NCPD spokesman Det. Lt. Richard LeBrun said the department "is unable to comment due to pending litigation." A spokeswoman for the county attorney's office also said it was policy not to comment on such matters.
Police and prosecutors are seeking a ruling that they don’t have to produce full disciplinary records of police witnesses to defendants if the documents in the records are unrelated to the pending criminal matter, or if the records relate to misconduct allegations in cases where an officer was "exonerated" or the complaint resulted in an "unfounded" or "undetermined" outcome during internal police proceedings.
Exonerated means an incident occurred and the officer’s actions were justified, unfounded means an allegation was found to be false, and undetermined means there wasn’t enough evidence to prove or disprove the allegation, according to a case filing from attorney Christopher Todd, deputy chief of NCPD’s Legal Bureau.

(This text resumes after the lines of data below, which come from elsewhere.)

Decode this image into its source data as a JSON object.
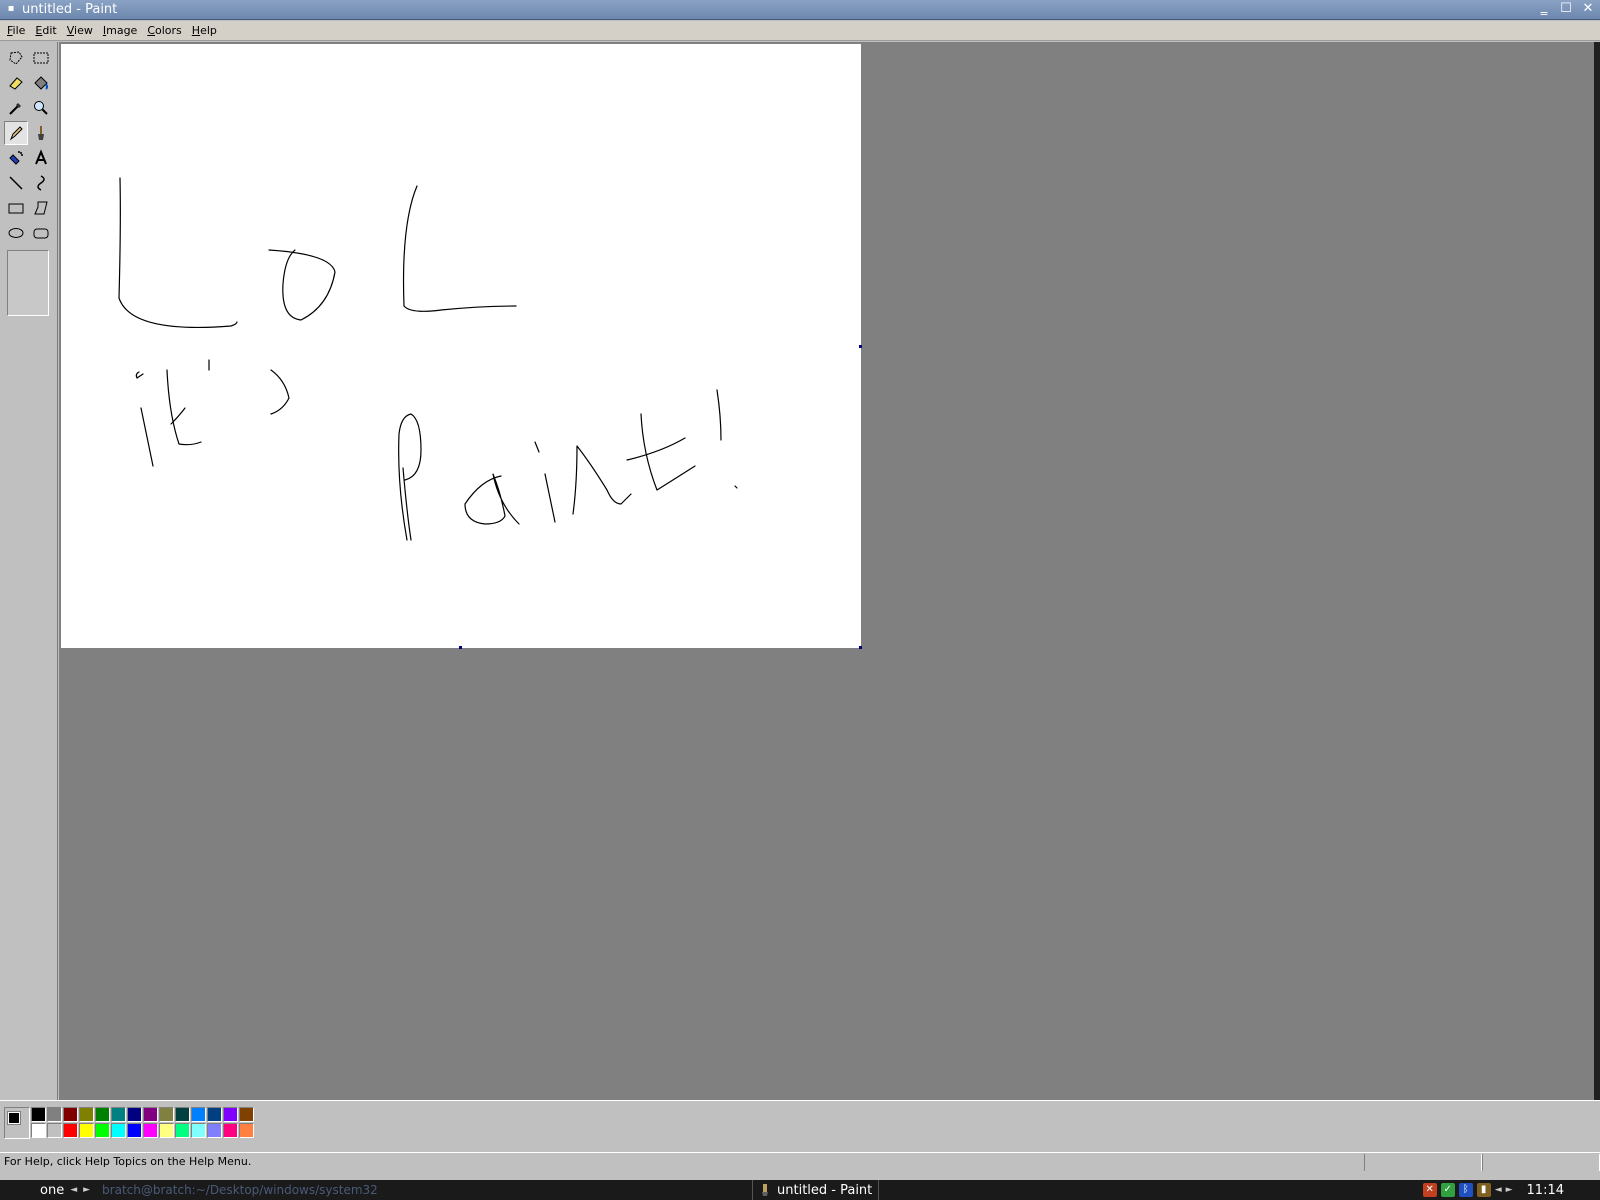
{
  "window": {
    "title": "untitled - Paint",
    "sys_glyph": "▪",
    "minimize_glyph": "‗",
    "maximize_glyph": "☐",
    "close_glyph": "✕"
  },
  "menu": [
    {
      "label_first": "F",
      "label_rest": "ile"
    },
    {
      "label_first": "E",
      "label_rest": "dit"
    },
    {
      "label_first": "V",
      "label_rest": "iew"
    },
    {
      "label_first": "I",
      "label_rest": "mage"
    },
    {
      "label_first": "C",
      "label_rest": "olors"
    },
    {
      "label_first": "H",
      "label_rest": "elp"
    }
  ],
  "tools": [
    {
      "name": "free-form-select-icon",
      "active": false
    },
    {
      "name": "rect-select-icon",
      "active": false
    },
    {
      "name": "eraser-icon",
      "active": false
    },
    {
      "name": "fill-bucket-icon",
      "active": false
    },
    {
      "name": "color-picker-icon",
      "active": false
    },
    {
      "name": "magnifier-icon",
      "active": false
    },
    {
      "name": "pencil-icon",
      "active": true
    },
    {
      "name": "brush-icon",
      "active": false
    },
    {
      "name": "airbrush-icon",
      "active": false
    },
    {
      "name": "text-icon",
      "active": false
    },
    {
      "name": "line-icon",
      "active": false
    },
    {
      "name": "curve-icon",
      "active": false
    },
    {
      "name": "rectangle-icon",
      "active": false
    },
    {
      "name": "polygon-icon",
      "active": false
    },
    {
      "name": "ellipse-icon",
      "active": false
    },
    {
      "name": "rounded-rect-icon",
      "active": false
    }
  ],
  "colors": {
    "foreground": "#000000",
    "background": "#ffffff",
    "palette_top": [
      "#000000",
      "#808080",
      "#800000",
      "#808000",
      "#008000",
      "#008080",
      "#000080",
      "#800080",
      "#808040",
      "#004040",
      "#0080ff",
      "#004080",
      "#8000ff",
      "#804000"
    ],
    "palette_bottom": [
      "#ffffff",
      "#c0c0c0",
      "#ff0000",
      "#ffff00",
      "#00ff00",
      "#00ffff",
      "#0000ff",
      "#ff00ff",
      "#ffff80",
      "#00ff80",
      "#80ffff",
      "#8080ff",
      "#ff0080",
      "#ff8040"
    ]
  },
  "status": {
    "help_text": "For Help, click Help Topics on the Help Menu."
  },
  "taskbar": {
    "workspace": "one",
    "prev_glyph": "◄",
    "next_glyph": "►",
    "path_text": "bratch@bratch:~/Desktop/windows/system32",
    "window_label": "untitled - Paint",
    "clock": "11:14"
  }
}
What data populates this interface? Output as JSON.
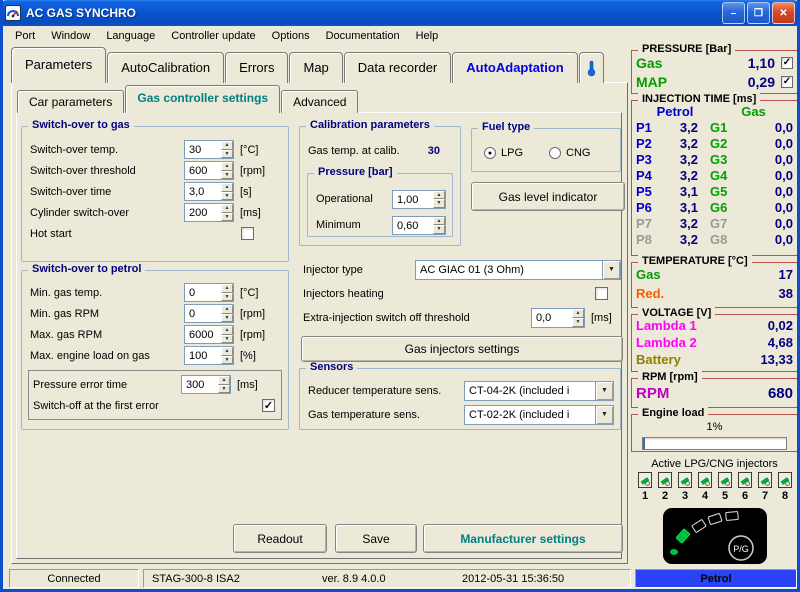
{
  "colors": {
    "gas_green": "#00a000",
    "petrol_navy": "#0000c8",
    "value_navy": "#000080",
    "reducer_orange": "#ff5a00",
    "lambda_magenta": "#ff00ff",
    "battery_olive": "#8b8000",
    "rpm_magenta": "#c000c0",
    "section_border_red": "#b9524a",
    "accent_teal": "#008080",
    "autoadaptation_blue": "#0000e0",
    "petrol_status_bg": "#2b43f5"
  },
  "window": {
    "title": "AC GAS SYNCHRO",
    "minimize": "–",
    "maximize": "❐",
    "close": "✕"
  },
  "menubar": {
    "items": [
      "Port",
      "Window",
      "Language",
      "Controller update",
      "Options",
      "Documentation",
      "Help"
    ]
  },
  "main_tabs": [
    "Parameters",
    "AutoCalibration",
    "Errors",
    "Map",
    "Data recorder",
    "AutoAdaptation"
  ],
  "sub_tabs": [
    "Car parameters",
    "Gas controller settings",
    "Advanced"
  ],
  "switch_to_gas": {
    "title": "Switch-over to gas",
    "rows": [
      {
        "label": "Switch-over temp.",
        "value": "30",
        "unit": "[°C]"
      },
      {
        "label": "Switch-over threshold",
        "value": "600",
        "unit": "[rpm]"
      },
      {
        "label": "Switch-over time",
        "value": "3,0",
        "unit": "[s]"
      },
      {
        "label": "Cylinder switch-over",
        "value": "200",
        "unit": "[ms]"
      }
    ],
    "hot_start": "Hot start"
  },
  "switch_to_petrol": {
    "title": "Switch-over to petrol",
    "rows": [
      {
        "label": "Min. gas temp.",
        "value": "0",
        "unit": "[°C]"
      },
      {
        "label": "Min. gas RPM",
        "value": "0",
        "unit": "[rpm]"
      },
      {
        "label": "Max. gas RPM",
        "value": "6000",
        "unit": "[rpm]"
      },
      {
        "label": "Max. engine load on gas",
        "value": "100",
        "unit": "[%]"
      }
    ],
    "pressure_error": {
      "label": "Pressure error time",
      "value": "300",
      "unit": "[ms]"
    },
    "switch_off": "Switch-off at the first error"
  },
  "calibration": {
    "title": "Calibration parameters",
    "gas_temp_label": "Gas temp. at calib.",
    "gas_temp_value": "30",
    "pressure": {
      "title": "Pressure [bar]",
      "rows": [
        {
          "label": "Operational",
          "value": "1,00"
        },
        {
          "label": "Minimum",
          "value": "0,60"
        }
      ]
    }
  },
  "fuel_type": {
    "title": "Fuel type",
    "lpg": "LPG",
    "cng": "CNG",
    "lpg_dot": "●",
    "cng_dot": ""
  },
  "injector": {
    "type_label": "Injector type",
    "type_value": "AC GIAC 01 (3 Ohm)",
    "heating_label": "Injectors heating",
    "extra_label": "Extra-injection switch off threshold",
    "extra_value": "0,0",
    "extra_unit": "[ms]"
  },
  "sensors": {
    "title": "Sensors",
    "rows": [
      {
        "label": "Reducer temperature sens.",
        "value": "CT-04-2K (included i"
      },
      {
        "label": "Gas temperature sens.",
        "value": "CT-02-2K (included i"
      }
    ]
  },
  "buttons": {
    "gas_level": "Gas level indicator",
    "gas_injectors": "Gas injectors settings",
    "readout": "Readout",
    "save": "Save",
    "manufacturer": "Manufacturer settings"
  },
  "checks": {
    "hot_start": "",
    "switch_off_first_error": "✓",
    "injectors_heating": "",
    "pressure_gas": "✓",
    "pressure_map": "✓"
  },
  "right_panel": {
    "pressure": {
      "title": "PRESSURE [Bar]",
      "rows": [
        {
          "label": "Gas",
          "value": "1,10"
        },
        {
          "label": "MAP",
          "value": "0,29"
        }
      ]
    },
    "injection": {
      "title": "INJECTION TIME [ms]",
      "petrol_header": "Petrol",
      "gas_header": "Gas",
      "rows": [
        {
          "p": "P1",
          "pv": "3,2",
          "g": "G1",
          "gv": "0,0"
        },
        {
          "p": "P2",
          "pv": "3,2",
          "g": "G2",
          "gv": "0,0"
        },
        {
          "p": "P3",
          "pv": "3,2",
          "g": "G3",
          "gv": "0,0"
        },
        {
          "p": "P4",
          "pv": "3,2",
          "g": "G4",
          "gv": "0,0"
        },
        {
          "p": "P5",
          "pv": "3,1",
          "g": "G5",
          "gv": "0,0"
        },
        {
          "p": "P6",
          "pv": "3,1",
          "g": "G6",
          "gv": "0,0"
        },
        {
          "p": "P7",
          "pv": "3,2",
          "g": "G7",
          "gv": "0,0"
        },
        {
          "p": "P8",
          "pv": "3,2",
          "g": "G8",
          "gv": "0,0"
        }
      ]
    },
    "temperature": {
      "title": "TEMPERATURE [°C]",
      "rows": [
        {
          "label": "Gas",
          "value": "17"
        },
        {
          "label": "Red.",
          "value": "38"
        }
      ]
    },
    "voltage": {
      "title": "VOLTAGE [V]",
      "rows": [
        {
          "label": "Lambda 1",
          "value": "0,02"
        },
        {
          "label": "Lambda 2",
          "value": "4,68"
        },
        {
          "label": "Battery",
          "value": "13,33"
        }
      ]
    },
    "rpm": {
      "title": "RPM [rpm]",
      "label": "RPM",
      "value": "680"
    },
    "engine_load": {
      "title": "Engine load",
      "value": "1%"
    },
    "active_injectors_label": "Active LPG/CNG injectors",
    "injector_numbers": [
      "1",
      "2",
      "3",
      "4",
      "5",
      "6",
      "7",
      "8"
    ],
    "pg_label": "P/G"
  },
  "statusbar": {
    "connection": "Connected",
    "device": "STAG-300-8 ISA2",
    "version": "ver. 8.9 4.0.0",
    "datetime": "2012-05-31 15:36:50",
    "fuel": "Petrol"
  }
}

The court battle also has exposed apparent friction between police and prosecutors.
While the acting district attorney joined in the Article 78 proceeding, which was filed with the county clerk's office on Nov. 30, a filing in the case paperwork says her office "made blanket requests of police partners for the records, which have been opposed."
Then with the Article 78 case pending, the district attorney's office separately filed a Dec. 7 motion in District Court asking Engel to compel Nassau police to produce the complete police disciplinary files.
The motion said prosecutors hadn’t been able to get the records despite "substantial good faith efforts" and had "no recourse but to seek the Court’s aid." The judge rejected the motion because it was improperly filed, according to Epstein.
A transcript from a past proceeding in Engel's court also highlighted differences between police and prosecutors on the records issue.
"So your office would like to blame the Nassau County Police Department," Engel told an assistant district attorney in October. "And, in fact, I have seen papers from your office weeping about, oh, my goodness, the police don’t cooperate with us."
The judge went on to say that the discovery law "not only puts the onus on police" to turn over records to prosecutors but requires individual assistant district attorneys assigned to each case to get them. He also said both police and prosecutors needed to recognize 50-a had been repealed.
"The police don’t like it, but that is the law. They are a law enforcement agency, which means like everybody else, they have to abide by the law, and if they don’t, your cases are going to suffer," Engel told the prosecutor.
Emails between officials at the district attorney's office and police department also suggest a tug-of-war between the agencies.
In a November email, Todd, the police attorney, said a May memorandum of agreement between the agencies requires prosecutors to "oppose or otherwise insulate" any police records that prosecutors don’t believe have to be legally disclosed.
But Painter, Smith's general counsel, replied that the agreement was "wholly dependent on evolving case law" and his office "had exhausted its efforts to oppose and insulate as far as Judge Engel."
On Dec. 8, Kretzing, the deputy county attorney, warned in a letter to state Supreme Court Justice Roy Mahon, who is assigned to the case, that if he didn’t grant "an immediate stay," more than half of the 143 cases could be dismissed.
Paul Lamanna, the district executive for Nassau’s state court district, said Mahon is scheduled to hold a proceeding on Thursday.
Three other Nassau judges have issued rulings that support the position that prosecutors don’t have to turn over records that aren’t in their possession, while a fourth judge has taken Engel’s position, according to a case filing from the petitioners.
The court paperwork also indicates there aren’t any appellate rulings on the records issue yet, but a Suffolk County case involving identical legal issues is pending in a Brooklyn appellate court.